Marijuana producers Tilray and Aphria announced plans to merge Wednesday in a deal that will create a $4 billion cannabis colossus.
The combined company will boast $685 million in annual revenue, making it the world’s biggest player in a fast-growing industry, the Canadian firms said.
Aphria called the all-stock tie-up a “reverse acquisition” of Tilray in which Aphria’s shareholders will end up holding about 62 percent of the stock in the new company, which will operate under Tilray’s name and trade under its ticker symbol on the Nasdaq.
“We are bringing together two world-class companies that share a culture of innovation, brand development and cultivation to enhance our Canadian, US, and international scale as we pursue opportunities for accelerated growth with the strength and flexibility of our balance sheet and access to capital,” said Aphria CEO Irwin Simon, who will serve as chairman and chief executive of the combined firm.
Both companies’ stock prices soared on the news — Tilray shares climbed as much as 26 percent to $9.95 in early trading while Aphria’s jumped as much as 6.5 percent to $8.65.
Shares in rival pot companies tumbled, with Canopy Growth Corporation dropping as much as 2.6 percent to $26.06 while Aurora Cannabis slid 4.2 percent to $9.78.

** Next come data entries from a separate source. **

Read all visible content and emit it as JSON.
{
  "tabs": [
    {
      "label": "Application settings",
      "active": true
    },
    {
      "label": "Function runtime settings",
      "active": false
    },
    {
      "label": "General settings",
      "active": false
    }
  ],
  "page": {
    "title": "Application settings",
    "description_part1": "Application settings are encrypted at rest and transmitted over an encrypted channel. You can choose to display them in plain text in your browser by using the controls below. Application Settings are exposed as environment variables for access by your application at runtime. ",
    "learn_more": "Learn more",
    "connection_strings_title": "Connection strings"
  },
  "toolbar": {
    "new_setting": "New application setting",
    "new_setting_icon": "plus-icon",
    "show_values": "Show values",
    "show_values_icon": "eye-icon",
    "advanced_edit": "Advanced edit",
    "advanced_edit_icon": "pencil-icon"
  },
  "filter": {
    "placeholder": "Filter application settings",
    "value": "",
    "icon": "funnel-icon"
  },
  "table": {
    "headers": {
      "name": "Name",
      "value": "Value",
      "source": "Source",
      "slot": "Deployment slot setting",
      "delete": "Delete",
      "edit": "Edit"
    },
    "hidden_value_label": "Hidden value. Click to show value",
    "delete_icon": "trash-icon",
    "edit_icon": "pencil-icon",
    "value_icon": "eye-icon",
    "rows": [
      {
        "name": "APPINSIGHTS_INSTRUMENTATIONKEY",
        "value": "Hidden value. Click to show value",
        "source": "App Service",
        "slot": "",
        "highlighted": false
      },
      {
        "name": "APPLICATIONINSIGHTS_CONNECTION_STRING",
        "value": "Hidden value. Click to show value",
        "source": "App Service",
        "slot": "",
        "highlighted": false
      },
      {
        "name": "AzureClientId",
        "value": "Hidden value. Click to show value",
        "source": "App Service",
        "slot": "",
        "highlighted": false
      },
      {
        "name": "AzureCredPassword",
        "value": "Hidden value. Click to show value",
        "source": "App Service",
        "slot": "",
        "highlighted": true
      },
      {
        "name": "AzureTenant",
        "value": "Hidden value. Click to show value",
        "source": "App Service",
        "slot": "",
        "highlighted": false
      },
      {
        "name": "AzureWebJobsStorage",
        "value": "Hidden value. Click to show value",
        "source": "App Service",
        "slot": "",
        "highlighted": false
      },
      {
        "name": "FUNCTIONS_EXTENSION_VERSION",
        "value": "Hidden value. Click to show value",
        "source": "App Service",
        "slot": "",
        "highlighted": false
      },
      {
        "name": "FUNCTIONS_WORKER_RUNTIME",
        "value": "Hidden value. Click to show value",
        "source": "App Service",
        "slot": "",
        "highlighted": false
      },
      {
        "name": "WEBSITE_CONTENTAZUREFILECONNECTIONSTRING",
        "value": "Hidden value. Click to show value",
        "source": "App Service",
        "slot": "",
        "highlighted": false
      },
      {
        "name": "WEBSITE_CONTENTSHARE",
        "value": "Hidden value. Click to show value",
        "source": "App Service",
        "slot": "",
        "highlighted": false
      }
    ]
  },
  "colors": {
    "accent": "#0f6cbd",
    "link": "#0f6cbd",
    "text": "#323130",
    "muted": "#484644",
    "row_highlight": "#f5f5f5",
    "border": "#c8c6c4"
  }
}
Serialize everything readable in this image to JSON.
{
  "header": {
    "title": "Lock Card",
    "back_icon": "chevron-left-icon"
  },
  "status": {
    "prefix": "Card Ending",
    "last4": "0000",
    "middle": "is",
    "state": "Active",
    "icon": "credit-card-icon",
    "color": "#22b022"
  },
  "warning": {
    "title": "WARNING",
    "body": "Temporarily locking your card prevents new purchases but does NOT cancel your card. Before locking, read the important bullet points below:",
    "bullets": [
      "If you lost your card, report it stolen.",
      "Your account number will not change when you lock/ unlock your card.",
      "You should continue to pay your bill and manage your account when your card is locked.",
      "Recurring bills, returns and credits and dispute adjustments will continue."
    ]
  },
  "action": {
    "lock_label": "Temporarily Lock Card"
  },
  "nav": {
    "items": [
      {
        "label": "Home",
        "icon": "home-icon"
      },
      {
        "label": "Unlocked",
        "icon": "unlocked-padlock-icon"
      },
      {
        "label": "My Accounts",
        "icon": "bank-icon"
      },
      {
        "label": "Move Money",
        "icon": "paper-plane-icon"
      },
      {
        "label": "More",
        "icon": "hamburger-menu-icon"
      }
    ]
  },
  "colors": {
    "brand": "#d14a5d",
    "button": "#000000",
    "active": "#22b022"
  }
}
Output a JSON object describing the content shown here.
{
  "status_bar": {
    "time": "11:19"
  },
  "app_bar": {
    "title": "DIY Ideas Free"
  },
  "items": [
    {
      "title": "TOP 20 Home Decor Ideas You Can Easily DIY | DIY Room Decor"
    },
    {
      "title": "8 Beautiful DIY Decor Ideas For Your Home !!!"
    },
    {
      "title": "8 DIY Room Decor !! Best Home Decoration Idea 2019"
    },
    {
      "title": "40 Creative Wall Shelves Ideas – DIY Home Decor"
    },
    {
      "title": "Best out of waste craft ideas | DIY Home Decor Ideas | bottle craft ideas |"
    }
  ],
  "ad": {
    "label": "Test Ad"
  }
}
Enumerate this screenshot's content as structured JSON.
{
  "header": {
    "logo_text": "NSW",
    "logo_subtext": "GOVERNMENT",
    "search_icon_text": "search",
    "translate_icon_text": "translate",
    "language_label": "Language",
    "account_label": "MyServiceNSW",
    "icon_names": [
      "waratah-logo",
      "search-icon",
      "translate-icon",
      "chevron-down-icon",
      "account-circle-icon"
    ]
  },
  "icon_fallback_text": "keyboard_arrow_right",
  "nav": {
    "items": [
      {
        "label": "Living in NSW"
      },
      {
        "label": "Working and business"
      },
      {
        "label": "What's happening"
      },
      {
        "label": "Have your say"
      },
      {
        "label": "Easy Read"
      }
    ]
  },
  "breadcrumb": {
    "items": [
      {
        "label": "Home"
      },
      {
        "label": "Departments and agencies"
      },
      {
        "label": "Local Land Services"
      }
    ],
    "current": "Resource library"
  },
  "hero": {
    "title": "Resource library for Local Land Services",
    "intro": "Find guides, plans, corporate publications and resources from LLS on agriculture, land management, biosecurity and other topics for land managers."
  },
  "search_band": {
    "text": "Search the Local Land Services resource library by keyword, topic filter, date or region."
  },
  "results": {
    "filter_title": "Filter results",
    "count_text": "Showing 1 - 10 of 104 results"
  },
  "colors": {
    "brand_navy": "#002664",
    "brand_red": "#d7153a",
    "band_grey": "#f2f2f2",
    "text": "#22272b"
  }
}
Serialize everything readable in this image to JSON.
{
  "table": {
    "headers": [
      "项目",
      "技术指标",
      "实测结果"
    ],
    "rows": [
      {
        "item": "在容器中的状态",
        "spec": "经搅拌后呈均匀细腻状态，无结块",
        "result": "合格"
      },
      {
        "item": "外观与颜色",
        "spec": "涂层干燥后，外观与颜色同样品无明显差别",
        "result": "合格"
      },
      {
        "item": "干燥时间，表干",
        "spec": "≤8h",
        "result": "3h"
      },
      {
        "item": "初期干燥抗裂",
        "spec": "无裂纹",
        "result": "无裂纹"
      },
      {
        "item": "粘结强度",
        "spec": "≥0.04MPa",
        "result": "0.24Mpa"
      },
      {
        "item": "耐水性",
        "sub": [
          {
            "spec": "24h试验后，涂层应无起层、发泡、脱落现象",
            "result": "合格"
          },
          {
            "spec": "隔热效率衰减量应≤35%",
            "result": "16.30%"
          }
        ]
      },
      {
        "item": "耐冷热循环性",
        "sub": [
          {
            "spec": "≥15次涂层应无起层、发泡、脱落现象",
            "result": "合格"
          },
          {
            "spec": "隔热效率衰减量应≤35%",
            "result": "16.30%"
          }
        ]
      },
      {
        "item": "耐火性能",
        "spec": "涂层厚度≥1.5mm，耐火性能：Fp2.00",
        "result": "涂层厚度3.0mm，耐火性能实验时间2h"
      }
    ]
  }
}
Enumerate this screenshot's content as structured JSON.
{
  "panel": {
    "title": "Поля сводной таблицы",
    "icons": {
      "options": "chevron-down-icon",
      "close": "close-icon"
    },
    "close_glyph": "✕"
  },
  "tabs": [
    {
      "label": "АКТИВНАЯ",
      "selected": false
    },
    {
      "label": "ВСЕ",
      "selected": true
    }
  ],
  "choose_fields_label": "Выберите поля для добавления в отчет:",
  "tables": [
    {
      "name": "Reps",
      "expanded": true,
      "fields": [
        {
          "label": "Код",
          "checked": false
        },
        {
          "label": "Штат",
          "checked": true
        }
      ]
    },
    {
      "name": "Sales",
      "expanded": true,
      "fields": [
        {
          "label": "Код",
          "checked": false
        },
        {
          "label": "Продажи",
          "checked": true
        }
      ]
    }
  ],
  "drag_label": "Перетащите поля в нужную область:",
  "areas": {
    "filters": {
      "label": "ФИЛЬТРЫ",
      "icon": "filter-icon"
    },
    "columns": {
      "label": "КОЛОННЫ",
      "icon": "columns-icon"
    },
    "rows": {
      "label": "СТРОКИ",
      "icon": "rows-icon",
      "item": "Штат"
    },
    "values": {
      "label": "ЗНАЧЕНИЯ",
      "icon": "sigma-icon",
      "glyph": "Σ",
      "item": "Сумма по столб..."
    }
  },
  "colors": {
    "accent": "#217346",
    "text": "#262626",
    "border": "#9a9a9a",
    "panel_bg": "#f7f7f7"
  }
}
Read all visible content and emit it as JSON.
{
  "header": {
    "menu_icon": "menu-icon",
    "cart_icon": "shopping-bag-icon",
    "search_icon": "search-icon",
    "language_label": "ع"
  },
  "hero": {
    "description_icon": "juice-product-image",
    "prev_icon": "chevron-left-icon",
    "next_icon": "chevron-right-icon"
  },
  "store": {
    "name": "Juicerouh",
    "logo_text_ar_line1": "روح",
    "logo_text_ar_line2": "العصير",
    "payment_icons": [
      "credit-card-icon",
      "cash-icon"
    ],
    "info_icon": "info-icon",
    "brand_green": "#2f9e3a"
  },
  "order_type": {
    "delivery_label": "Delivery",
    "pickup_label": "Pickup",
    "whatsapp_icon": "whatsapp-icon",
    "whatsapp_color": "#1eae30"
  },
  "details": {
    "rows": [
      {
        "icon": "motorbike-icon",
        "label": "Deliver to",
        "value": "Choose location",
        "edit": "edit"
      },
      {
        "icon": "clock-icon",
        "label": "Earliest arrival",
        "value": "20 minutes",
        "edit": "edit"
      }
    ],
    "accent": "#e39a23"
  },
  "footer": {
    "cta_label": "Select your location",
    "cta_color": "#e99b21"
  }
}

The new Tilray, valued at about $3.9 billion, will be the leading licensed cannabis producer in Canada — home to a $2.4 billion market for legal weed — with an expansive portfolio of products including marijuana flower, oils, edibles and pre-rolled joints, among other items, according to a news release.
The firm will also look to expand Aphria’s existing footprint in the budding medical marijuana market in Germany and other European countries, the companies said.
And it will have a foothold in the US, where a growing number of states are legalizing cannabis for recreational use. Its American portfolio will include SweetWater Brewing Company, which sells weed-inspired craft beers, and Manitoba Harvest, a purveyor of hemp and CBD products.
Aphria is also interested in using Tilray’s Canadian beverage facility to produce drinks laced with THC, the psychoactive ingredient in marijuana, according to Bloomberg News, which first reported on the deal.
Tilray and Aphria say the deal will achieve pre-tax cost savings of 100 million Canadian dollars, or roughly $78 million, within two years after it’s complete. The deal is expected to close in the second quarter of next year.
Tilray was previously owned by Privateer Holdings, a cannabis-focused private equity fund reportedly backed by Silicon Valley tycoon Peter Thiel. Privateer agreed to gradually release its majority stake in Tilray under a deal the companies closed in December 2019.